Coming off the a recent dissolution of a partnership with Twitter for real-time search results, Google has started to intertwine public posts made on Google+ with search results. When a user is signed into any Google service and performs a search, they will see annotations about links shared on Google+ from their friends and connections of friends.
However, the text only shows that a person shared the link, not their opinion on it. If a friend shares a link to restaurant website on Google+ to mock the terrible food or service, it would still show up on Google as “Friend Name shared this on Google”. It’s possible to that disliked links will appear as recommendations. However, if a user clicks the Google+ link underneath the search result, they can see the full Google+ post to understand why the link was posted.
Google was quick to stress that only public posts will appear in search results. Any links or posts shared within a circle of friends won’t appear on a Google results page. Micrsoft’s Bing launched a similar feature recently that ties search results into the Facebook API. When searching for a term on Bing, any links that have been “liked” by Facebook friends become more prominent in the results. This requires the user to be logged into Facebook while performing a search on Bing.

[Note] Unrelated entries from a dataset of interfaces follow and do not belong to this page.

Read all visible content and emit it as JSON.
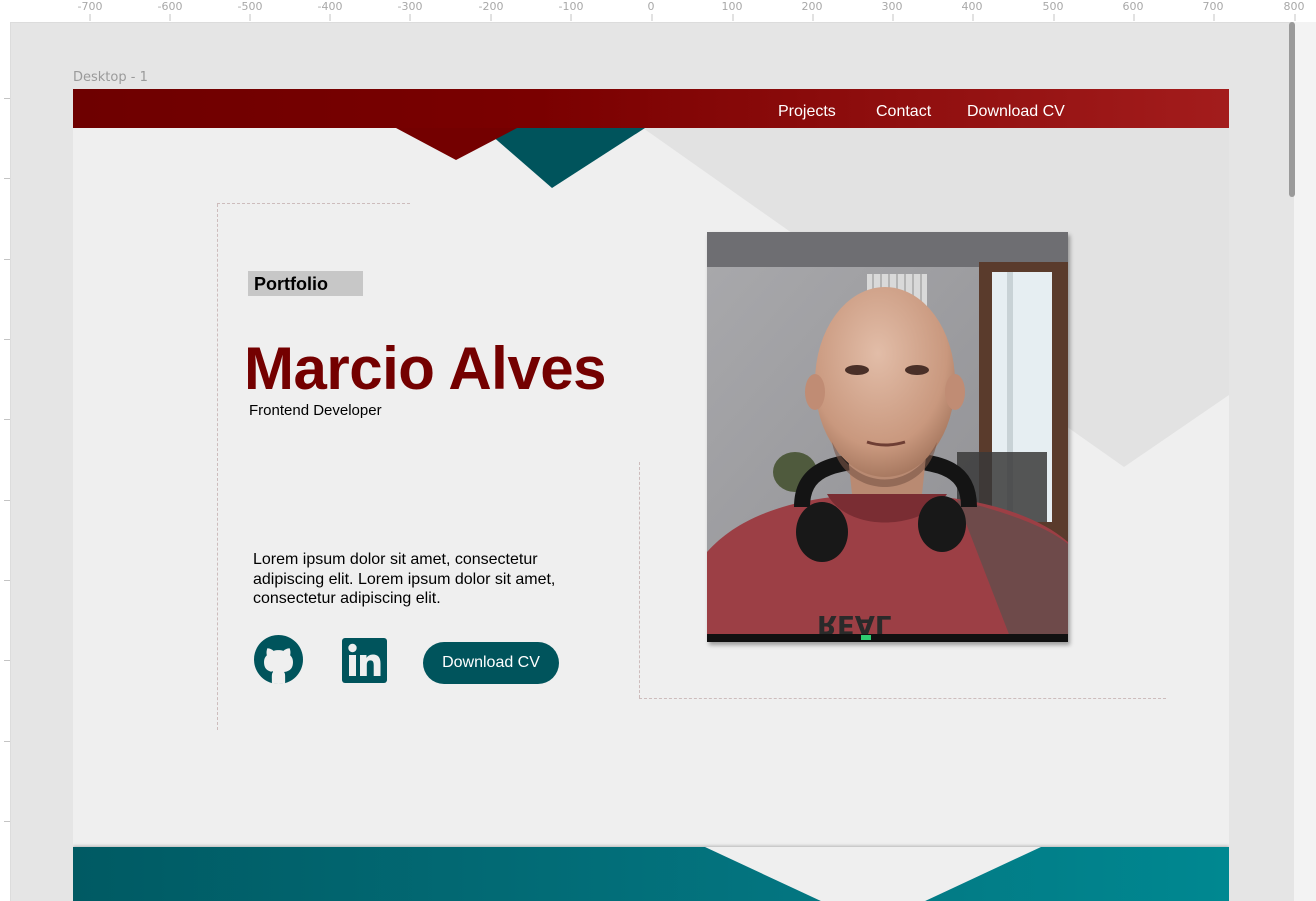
{
  "canvas": {
    "frame_label": "Desktop - 1",
    "ruler_ticks": [
      "-700",
      "-600",
      "-500",
      "-400",
      "-300",
      "-200",
      "-100",
      "0",
      "100",
      "200",
      "300",
      "400",
      "500",
      "600",
      "700",
      "800"
    ]
  },
  "nav": {
    "links": [
      "Projects",
      "Contact",
      "Download CV"
    ]
  },
  "hero": {
    "tag": "Portfolio",
    "name": "Marcio Alves",
    "role": "Frontend Developer",
    "description": "Lorem ipsum dolor sit amet, consectetur adipiscing elit.  Lorem ipsum dolor sit amet, consectetur adipiscing elit.",
    "cta_label": "Download CV",
    "social_icons": [
      "github-icon",
      "linkedin-icon"
    ],
    "photo": "profile-photo"
  },
  "colors": {
    "primary_red": "#740000",
    "nav_red_end": "#a31c1c",
    "teal": "#00545c",
    "frame_bg": "#efefef"
  }
}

This announcement likely ties into Google’s attempt to make sure that all Google+ users are listing their own names on the service. Google has recently shifted its policy from banning accounts without notice to giving users 4 days notice to change the Google+ account to the legal name. In some cases, they are even requesting scans of government issued ID to prove that a user has that name. After the grace period of four days, the account is suspended by Google.